I heard the phrase “first draft, worst draft” from a high school senior speaker, Cole Andersen, at Ames High’s 2014 commencement. He had me at hello. What a powerful statement. The essence of the speech was: it is important to start somewhere and improve upon it. Being a student at Ames High is the first draft. Graduating from high school provides the opportunity to build on and improve the first draft. Not discard it – improve it. Not start over – keep the good parts and build on them. First draft, worst draft.

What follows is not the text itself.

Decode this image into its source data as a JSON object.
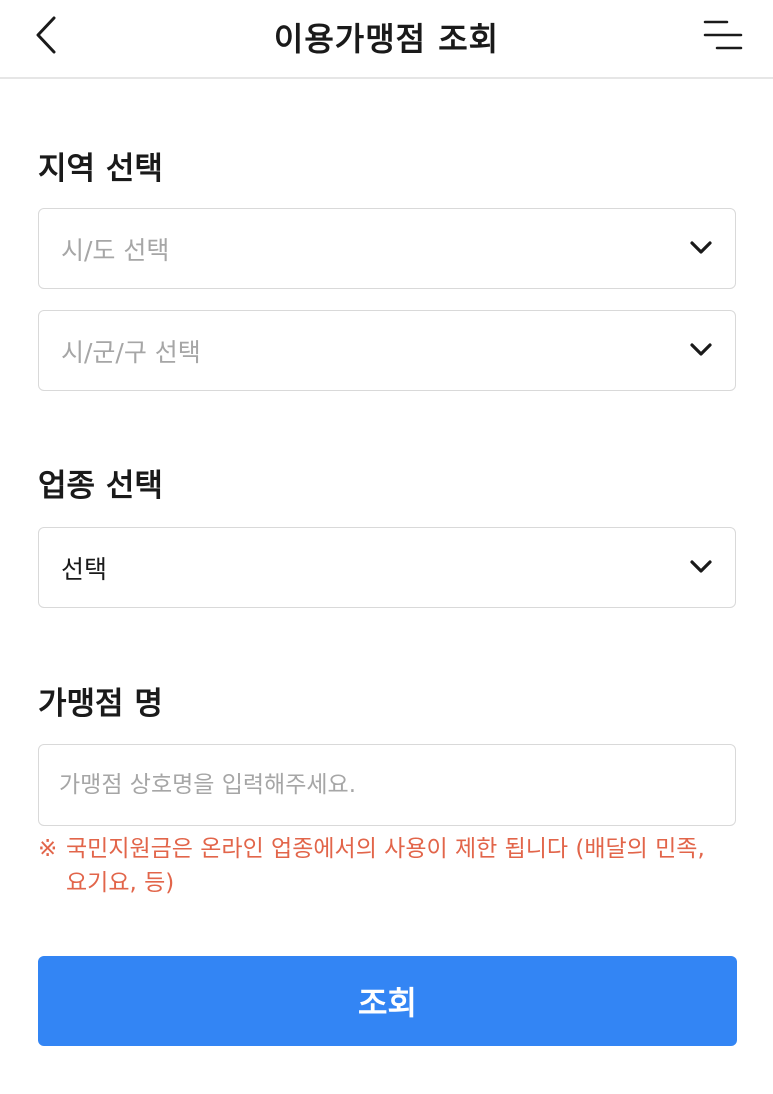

While listening to Cole, I immediately thought about the work we do on projects. This work includes the spectrum – from prior to design to construction and afterward. We need to start somewhere. The first draft. Whether it means the ideas we conceive in our head or on a napkin,or a schematic design, or an operational plan to execute work on a project, the first draft is rarely as good as we can make it. Don’t despair, it’s a natural process. Keep what is good and improve upon it.We see the value engineering process in this way. Using the quality circle metaphor of Plan-Do-Check-Act, those steps applied to the design and construction process are Design-Estimate-Understand-Value Engineer.Keep working to improve; to make the focus of the work better. The message Cole delivered to his high school classmates was one of encouragement. Keep what is good and continue to improve the rest. Always remember where you started(high school) but don’t get stuck there. First draft, worst draft.I liked the message. I liked it enough to share it here. Insights and wisdom like this can come from many places, even high school students. My daughter, a graduating senior, reminds me of this often.
Mike Espeset with daughter Claire; Ames High School Graduation